Website and app data records

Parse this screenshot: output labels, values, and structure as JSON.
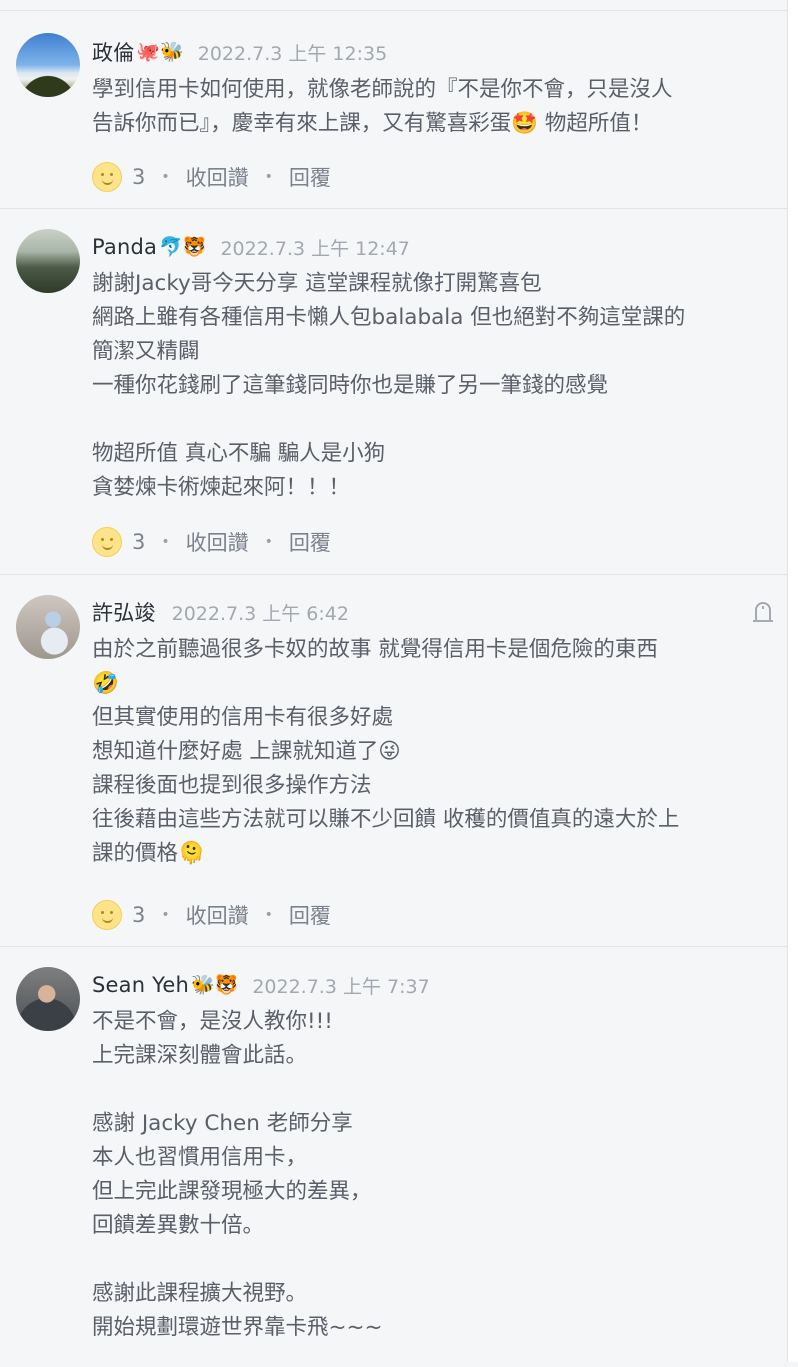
{
  "comments": [
    {
      "author": "政倫",
      "author_emoji": "🐙🐝",
      "date": "2022.7.3 上午 12:35",
      "text": "學到信用卡如何使用，就像老師說的『不是你不會，只是沒人\n告訴你而已』，慶幸有來上課，又有驚喜彩蛋🤩 物超所值！",
      "likes": "3",
      "retract_label": "收回讚",
      "reply_label": "回覆"
    },
    {
      "author": "Panda",
      "author_emoji": "🐬🐯",
      "date": "2022.7.3 上午 12:47",
      "text": "謝謝Jacky哥今天分享 這堂課程就像打開驚喜包\n網路上雖有各種信用卡懶人包balabala 但也絕對不夠這堂課的\n簡潔又精闢\n一種你花錢刷了這筆錢同時你也是賺了另一筆錢的感覺\n\n物超所值 真心不騙 騙人是小狗\n貪婪煉卡術煉起來阿！！！",
      "likes": "3",
      "retract_label": "收回讚",
      "reply_label": "回覆"
    },
    {
      "author": "許弘竣",
      "author_emoji": "",
      "date": "2022.7.3 上午 6:42",
      "text": "由於之前聽過很多卡奴的故事 就覺得信用卡是個危險的東西\n🤣\n但其實使用的信用卡有很多好處\n想知道什麼好處 上課就知道了😜\n課程後面也提到很多操作方法\n往後藉由這些方法就可以賺不少回饋 收穫的價值真的遠大於上\n課的價格🫠",
      "likes": "3",
      "retract_label": "收回讚",
      "reply_label": "回覆"
    },
    {
      "author": "Sean Yeh",
      "author_emoji": "🐝🐯",
      "date": "2022.7.3 上午 7:37",
      "text": "不是不會，是沒人教你!!!\n上完課深刻體會此話。\n\n感謝 Jacky Chen 老師分享\n本人也習慣用信用卡，\n但上完此課發現極大的差異，\n回饋差異數十倍。\n\n感謝此課程擴大視野。\n開始規劃環遊世界靠卡飛~~~"
    }
  ]
}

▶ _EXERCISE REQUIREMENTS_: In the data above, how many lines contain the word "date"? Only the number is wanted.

▶ _ANSWER TO THE EXERCISE_: 4